With Ed Finn’s passing at the age of 94, Canadian citizens in general and working people in particular lost an important voice in their struggle for economic and social equality.
Born in Spaniard’s Bay and raised in Corner Brook in what was then the Dominion of Newfoundland, essentially a colony of Britain, Ed left school before finishing Grade 11 to work starting at the Bowater Pulp and Paper mill and then the local paper, The Western Star. Working his way up from the press room, Ed went on to become a reporter and then ultimately, after a stint as a reporter for the Montreal Gazette, editor. By that time Newfoundland, led by Joey Smallwood was well into its first decade as Canada’s tenth province. Ed initially admired Mr. Smallwood but they openly clashed when loggers represented by the International Woodworkers of America went on strike. Smallwood’s government attempted to decertify the union and used the police to harass the picket lines. Rather than kowtow to his publisher’s pressure to malign the strikers’ cause, and report only the company and government side of the dispute, Ed and two of his colleagues left the newspaper and set up a rival journal, The Newfoundland Examiner, devoted to uncovering business and government corruption.
Ed opened up yet another front in the battle with Smallwood’s Liberal Party when, with support from the Canadian Labour Congress, he helped found The Newfoundland Democratic Party and led it into the 1959 provincial election. Neither the party nor Ed were elected but they helped provide important political expression to the growing workers movement in the province at the time. Undeterred, Ed ran again, both provincially (1962) and federally (1963) under another NDP banner, this time the fledging New Democratic Party of Tommy Douglas.
Ever supportive of the working class and always with a journalist’s critical perspective, Ed devoted much of the next years of his life to the struggle for fairness in an increasingly capitalist Canada. In 1962 he brought his considerable communications skills to Saskatchewan to help the Tommy Douglas’ NDP government counter the misinformation emanating from striking doctors opposing the newly introduced provincial medicare plan. His weekly The Public Voice went a long way towards turning public opinion against the doctors’ campaign thereby allowing a nascent provincial heath care plan to gain a solid foothold and provide a working example to underpin the creation of a national program which continues to benefit all Canadians to this day.
Ed then spent much of the next thirty years working in Ottawa within the burgeoning Canadian union movement, first with the Canadian Brotherhood of Railway, Transport and General Workers (CBRT) for 18 years, then the Canadian Union of Public Employees (CUPE). At the former he edited the award- winning magazine Canadian Transport until he was fired for refusing to cross a picket line set up by his employer’s support staff. Once again Ed’s principles would not be compromised despite the consequences. The next ten years he worked at CUPE National Office editing The Facts, a journal which was widely distributed throughout the union movement and provided union activists, elected officers and staff with the necessary ammunition to fight back against the neoliberal agenda of the day. Always a prolific writer, Ed had a way of boiling down complicated issues to understandable bite sized bits which could be understood by working people and citizens alike.

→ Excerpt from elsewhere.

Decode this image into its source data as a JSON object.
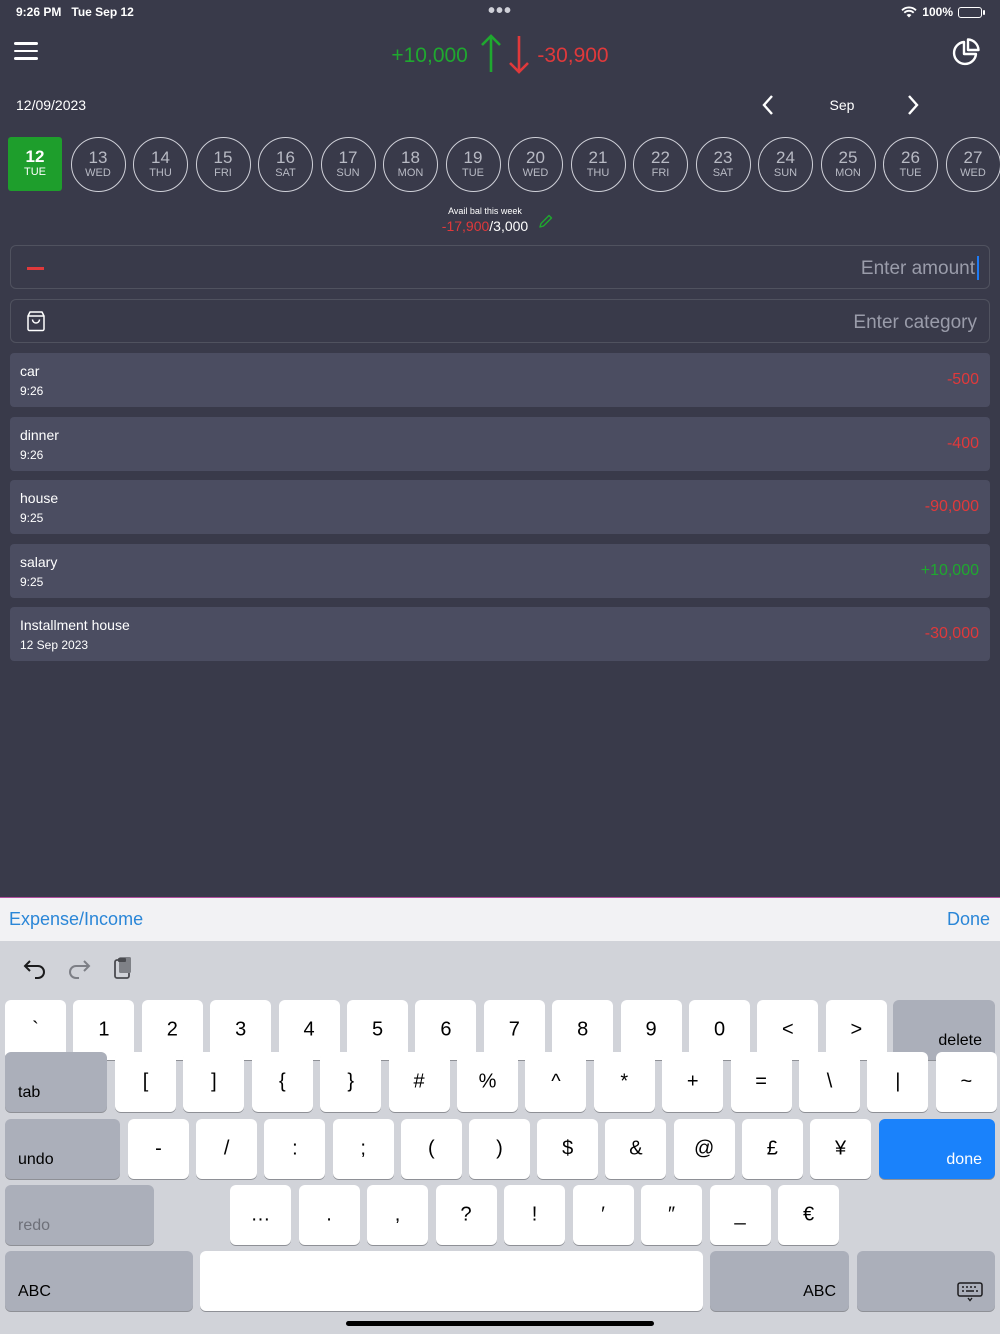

Ed had a lot to say and constantly sought a wider audience. For 14 years he maintained a regular column in The Toronto Star, quite possibly that paper’s first labour columnist. When he was obliged to retire from CUPE at age 65 in 1991, he didn’t miss a beat but started writing for the Canadian Centre for Policy Alternatives (CCPA), becoming their senior editor and founder of their monthly publication Monitor, a post he held until he retired once again in 2014 at the age of 87. Thereafter, he continued writing articles, essays, books and reports right up to the last months of 2020. His book The Right is Wrong and the Left is Right nicely sums up his astute perspective on the passing political scene as does his articles Canada’s Dismal Record on Child and Elder Care Leaves Little Room For National Pride and Cuban Missile Crisis Anniversary A Reminder Of The Dangers Of Donald Trump which appeared in rabble.ca in September and October 2020, respectively.
Rather belatedly, Ed was appointed to the Order of Canada in November 2020.